EXERCISE GOAL:
Return each line in the records below that includes "JSON".

[Dataset rows describing interfaces]
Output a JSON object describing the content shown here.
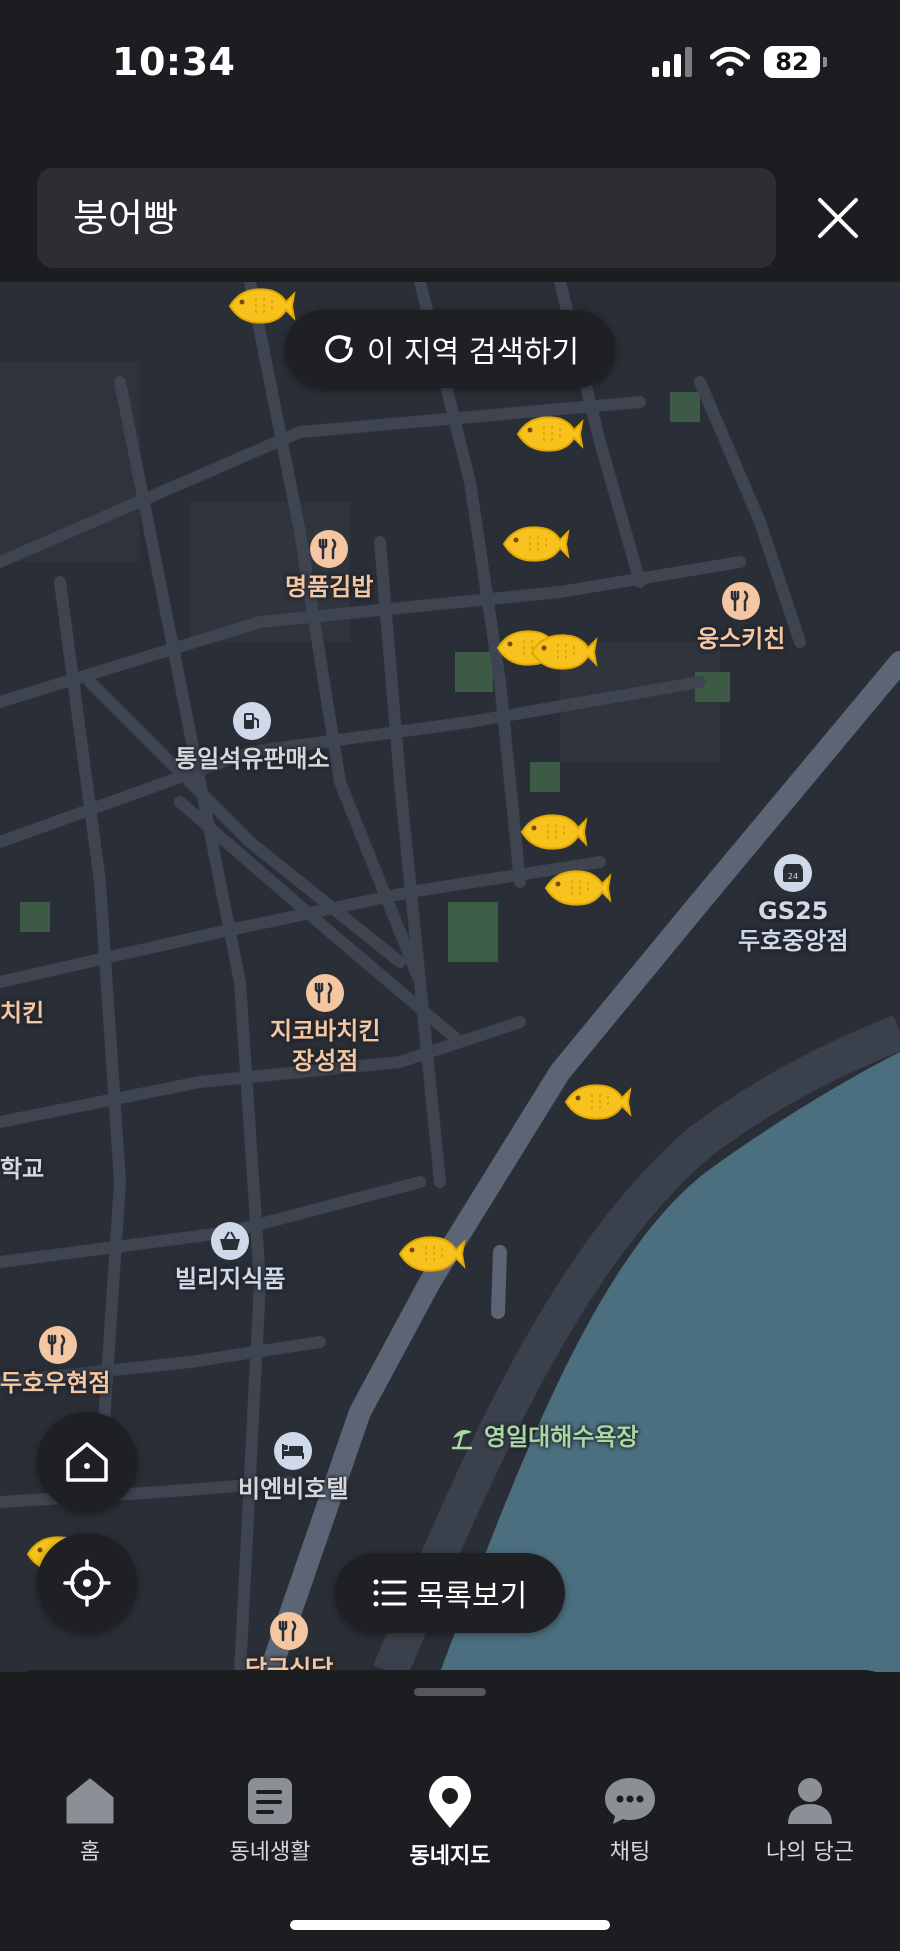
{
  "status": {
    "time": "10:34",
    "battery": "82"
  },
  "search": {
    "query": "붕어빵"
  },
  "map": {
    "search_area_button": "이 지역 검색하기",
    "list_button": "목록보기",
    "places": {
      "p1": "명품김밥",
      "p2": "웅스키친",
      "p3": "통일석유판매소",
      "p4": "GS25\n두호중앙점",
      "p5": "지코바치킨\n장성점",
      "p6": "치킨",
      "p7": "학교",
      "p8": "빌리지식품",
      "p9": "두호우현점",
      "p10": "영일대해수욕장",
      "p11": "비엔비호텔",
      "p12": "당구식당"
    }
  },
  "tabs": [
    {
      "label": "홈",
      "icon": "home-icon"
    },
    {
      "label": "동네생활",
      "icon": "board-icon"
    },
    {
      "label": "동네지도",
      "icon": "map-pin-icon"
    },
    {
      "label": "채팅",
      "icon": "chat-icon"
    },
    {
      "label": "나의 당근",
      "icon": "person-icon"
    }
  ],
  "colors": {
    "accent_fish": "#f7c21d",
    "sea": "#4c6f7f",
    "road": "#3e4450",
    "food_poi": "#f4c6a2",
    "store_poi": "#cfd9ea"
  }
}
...
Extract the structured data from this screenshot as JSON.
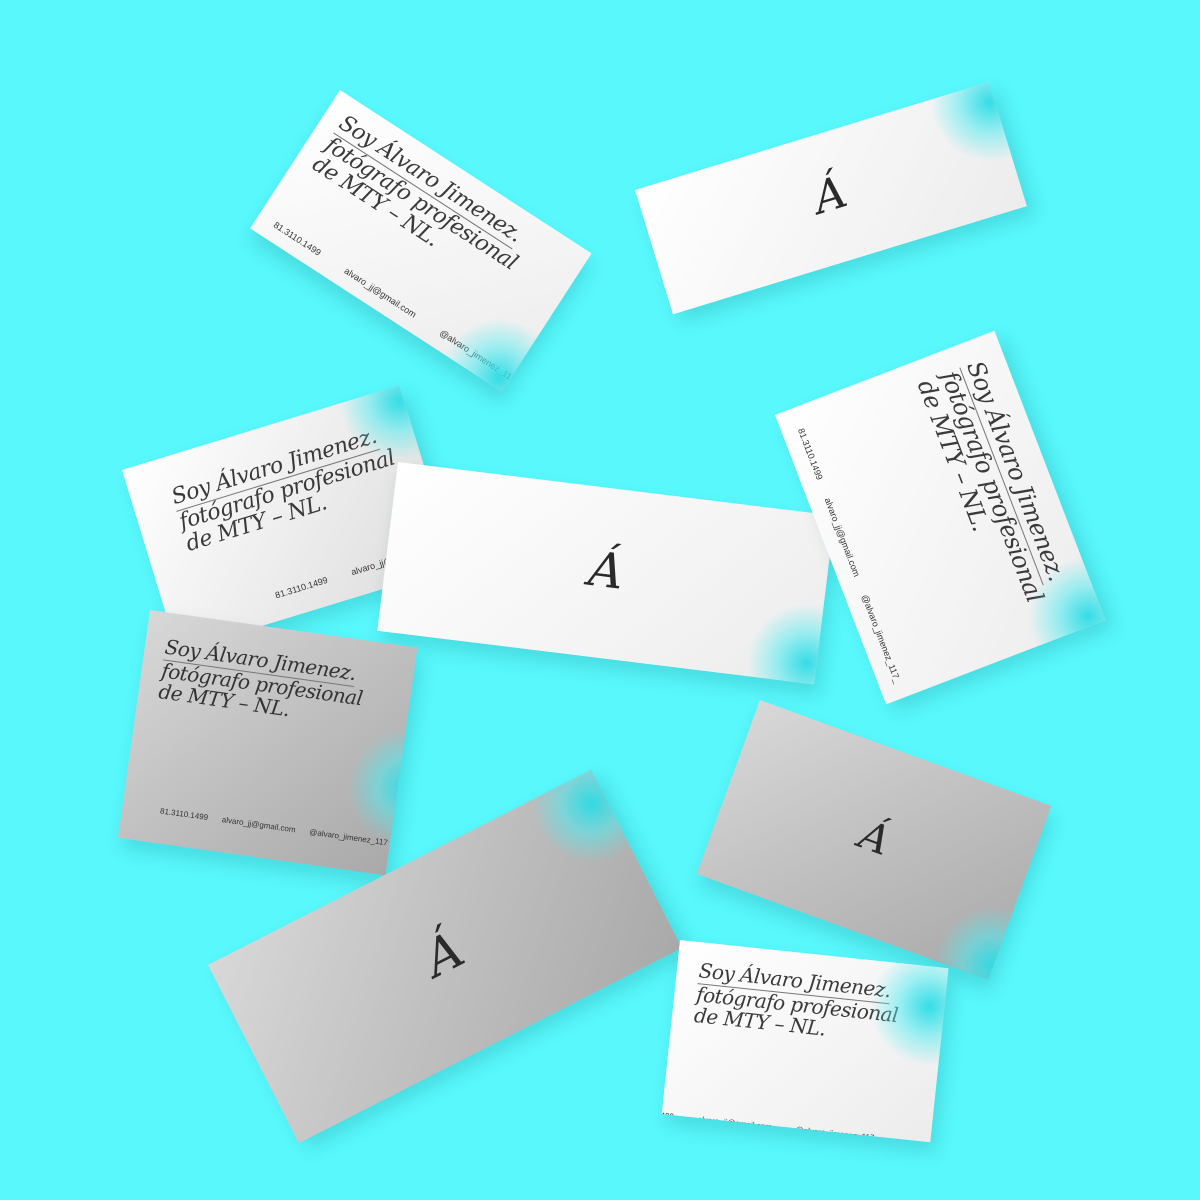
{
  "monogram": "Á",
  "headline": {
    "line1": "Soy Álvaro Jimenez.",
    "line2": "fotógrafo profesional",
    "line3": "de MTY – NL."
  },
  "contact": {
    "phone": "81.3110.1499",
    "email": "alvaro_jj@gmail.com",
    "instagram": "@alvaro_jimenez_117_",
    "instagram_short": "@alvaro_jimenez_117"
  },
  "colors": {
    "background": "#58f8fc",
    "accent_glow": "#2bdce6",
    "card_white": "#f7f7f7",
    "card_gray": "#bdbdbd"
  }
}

FINISHED EXERCISE:
Output a JSON object describing the content shown here.
Extract the structured data from this screenshot as JSON.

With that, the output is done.